Ever since I was born the doctors were adamant that I had severe eczema despite my bright red blistering dry skin. One day my Mum was watching a documentary about the Bowen and Betts Sisters who suffered with Harlequin Ichthyosis, everything that was being described seemed all too familiar; so my Mum rang the Ichthyosis Support Group helpline that showed up at the end of the show and got through to Mandy, from that moment on my true ichthyosis story began. The Ichthyosis Support Group continues to support our whole family.

My Mum pushed and pushed through to the doctors in order to get more support from the healthcare professionals and a relevant diagnosis. Eventually my local Consultant Dermatologist diagnosed me with Ichthyosis Bullosa of Siemens, which at the time there was only seven other people in the UK to have that type.

Throughout my entire school life I was bullied for my skin, being labelled as ‘granny skin’ in Lower school with children refusing to hold hands with me in the playground. In Middle School I was once again picked on for occasionally having to use a suitcase to carry my books around, if my skin was too sore to carry a backpack, or I would face the constant questioning as to why I would always be applying creams. Even in Upper School where I was a lot more independent, I would always face people pointing out the ‘dandruff’ in my hair or be too afraid to get changed in front of everyone for PE. At times this would really get me down, especially when I was already having to plan my day around numerous baths and bandages. Despite my school journey, I left with GCSE’s and A-Levels, with grades that I couldn’t be prouder of.

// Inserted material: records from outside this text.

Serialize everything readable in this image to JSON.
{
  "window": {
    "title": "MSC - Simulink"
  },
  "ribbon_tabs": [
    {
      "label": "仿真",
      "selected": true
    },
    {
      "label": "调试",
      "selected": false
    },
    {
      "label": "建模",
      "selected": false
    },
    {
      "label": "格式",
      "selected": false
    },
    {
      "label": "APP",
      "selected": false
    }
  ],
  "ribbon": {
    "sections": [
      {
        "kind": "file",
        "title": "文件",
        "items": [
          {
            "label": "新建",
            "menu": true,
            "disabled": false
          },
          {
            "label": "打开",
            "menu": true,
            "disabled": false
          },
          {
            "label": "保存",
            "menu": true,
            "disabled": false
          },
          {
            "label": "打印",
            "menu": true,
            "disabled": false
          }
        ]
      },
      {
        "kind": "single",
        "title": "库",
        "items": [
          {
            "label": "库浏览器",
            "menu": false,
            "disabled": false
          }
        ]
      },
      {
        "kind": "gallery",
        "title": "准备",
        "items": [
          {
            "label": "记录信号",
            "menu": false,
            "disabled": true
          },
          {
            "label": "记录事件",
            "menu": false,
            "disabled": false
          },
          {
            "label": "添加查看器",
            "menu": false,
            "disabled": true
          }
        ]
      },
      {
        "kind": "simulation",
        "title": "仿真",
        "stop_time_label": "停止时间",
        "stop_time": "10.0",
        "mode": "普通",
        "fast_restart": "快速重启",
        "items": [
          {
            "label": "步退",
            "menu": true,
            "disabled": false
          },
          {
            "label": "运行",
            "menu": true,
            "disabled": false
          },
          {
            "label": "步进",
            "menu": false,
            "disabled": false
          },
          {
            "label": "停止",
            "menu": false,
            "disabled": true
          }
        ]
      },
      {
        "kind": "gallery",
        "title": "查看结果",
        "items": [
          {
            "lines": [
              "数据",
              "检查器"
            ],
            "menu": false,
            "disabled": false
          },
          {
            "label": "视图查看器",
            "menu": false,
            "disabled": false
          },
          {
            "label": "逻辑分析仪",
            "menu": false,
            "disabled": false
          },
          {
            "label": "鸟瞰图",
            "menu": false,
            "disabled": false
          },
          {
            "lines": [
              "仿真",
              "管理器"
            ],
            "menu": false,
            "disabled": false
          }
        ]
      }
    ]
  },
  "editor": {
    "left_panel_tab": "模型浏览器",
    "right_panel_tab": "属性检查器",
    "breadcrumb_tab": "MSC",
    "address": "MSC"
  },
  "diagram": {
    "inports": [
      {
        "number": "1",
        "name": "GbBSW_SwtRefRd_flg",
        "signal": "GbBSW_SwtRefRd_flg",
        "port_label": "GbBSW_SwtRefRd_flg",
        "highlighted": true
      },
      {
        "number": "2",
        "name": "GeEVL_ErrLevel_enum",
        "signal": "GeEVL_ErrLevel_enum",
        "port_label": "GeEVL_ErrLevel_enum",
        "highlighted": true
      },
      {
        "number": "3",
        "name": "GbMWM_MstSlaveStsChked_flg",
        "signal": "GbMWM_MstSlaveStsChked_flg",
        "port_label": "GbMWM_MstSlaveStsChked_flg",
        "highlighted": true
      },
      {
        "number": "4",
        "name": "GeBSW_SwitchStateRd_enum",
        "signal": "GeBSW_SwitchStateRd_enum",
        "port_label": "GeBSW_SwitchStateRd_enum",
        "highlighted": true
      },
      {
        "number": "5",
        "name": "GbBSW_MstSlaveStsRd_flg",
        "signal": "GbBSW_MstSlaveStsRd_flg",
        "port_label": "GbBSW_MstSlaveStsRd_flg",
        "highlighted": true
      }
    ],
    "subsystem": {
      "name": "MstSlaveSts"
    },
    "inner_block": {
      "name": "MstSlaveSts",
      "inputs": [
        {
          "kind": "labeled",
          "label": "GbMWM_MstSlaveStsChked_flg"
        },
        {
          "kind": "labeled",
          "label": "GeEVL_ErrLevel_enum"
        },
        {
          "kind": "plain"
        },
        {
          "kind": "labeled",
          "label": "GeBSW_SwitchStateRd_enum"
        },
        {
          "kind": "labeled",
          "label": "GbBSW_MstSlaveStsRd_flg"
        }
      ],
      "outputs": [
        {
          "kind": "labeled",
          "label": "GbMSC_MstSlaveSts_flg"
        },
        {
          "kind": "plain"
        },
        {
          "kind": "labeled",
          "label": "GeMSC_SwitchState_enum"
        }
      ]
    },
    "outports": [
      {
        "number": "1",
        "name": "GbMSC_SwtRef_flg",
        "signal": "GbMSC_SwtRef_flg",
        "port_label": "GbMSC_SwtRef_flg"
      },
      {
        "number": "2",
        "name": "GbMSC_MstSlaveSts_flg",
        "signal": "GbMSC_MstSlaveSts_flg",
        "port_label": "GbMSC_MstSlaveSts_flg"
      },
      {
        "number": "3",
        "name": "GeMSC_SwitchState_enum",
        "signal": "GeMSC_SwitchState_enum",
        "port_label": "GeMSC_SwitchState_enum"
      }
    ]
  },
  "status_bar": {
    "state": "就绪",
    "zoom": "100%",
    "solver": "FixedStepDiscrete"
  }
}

I then found myself going to University, which was a huge hurdle to jump over. The struggle of trying to find accommodation, which had enough space for me to be able to apply creams and bandages in a sanitary way was a struggle. We never managed to find accommodation at an affordable cost with a bath, so my mum would often book a room in a Travelodge so that I could have a bath and effectively carry out my bath. More recently I travel home every weekend for my part time job, which then also allows me to have a bath at home and carry out my care. Having to cook without the assistance of family being able to help me open jars, if my skin was too tight. Throwing myself completely in to a brand-new way of life. However, from the support of the ISG, my family and the resilience I had built up throughout the years, I was having the most incredible time.

A key thing I have learnt is that my skin doesn’t define me. If you want to achieve something there is nothing stopping, you. Even if you have the most beautiful skin in the world, there will always be someone to pick out a flaw. Quite often, you are your own worst enemy, no one in the world can drag you down as much as you do to yourself. I am now able to make an impact everyday to the life's of many children by being able to work in my dream job.

The Ichthyosis Support Group helps families and individuals living with a form of ichthyosis, a rare genetic skin condition.
Ichthyosis, pronounced Ick-thee-o-sis (which comes from the Greek word meaning ‘fish’) describes a group of conditions in which the skin is dry and scaly. Lots of people have dry skin conditions (such as eczema or psoriasis) but they tend to be patchy and they come and go. By contrast, in ichthyosis the scaling is continuous and usually affects the whole body. There is no cure for ichthyosis at present, but it is possible to manage the symptoms. The main aim of treatment is to improve the condition of the skin (make it less dry and less scaly, for example) and to relieve discomfort. Ichthyosis in the severe forms can be life threatening, but even in the milder forms a strict daily skin care regime is needed and having a visible skin condition can prove psychologically challenging. Paige Pollard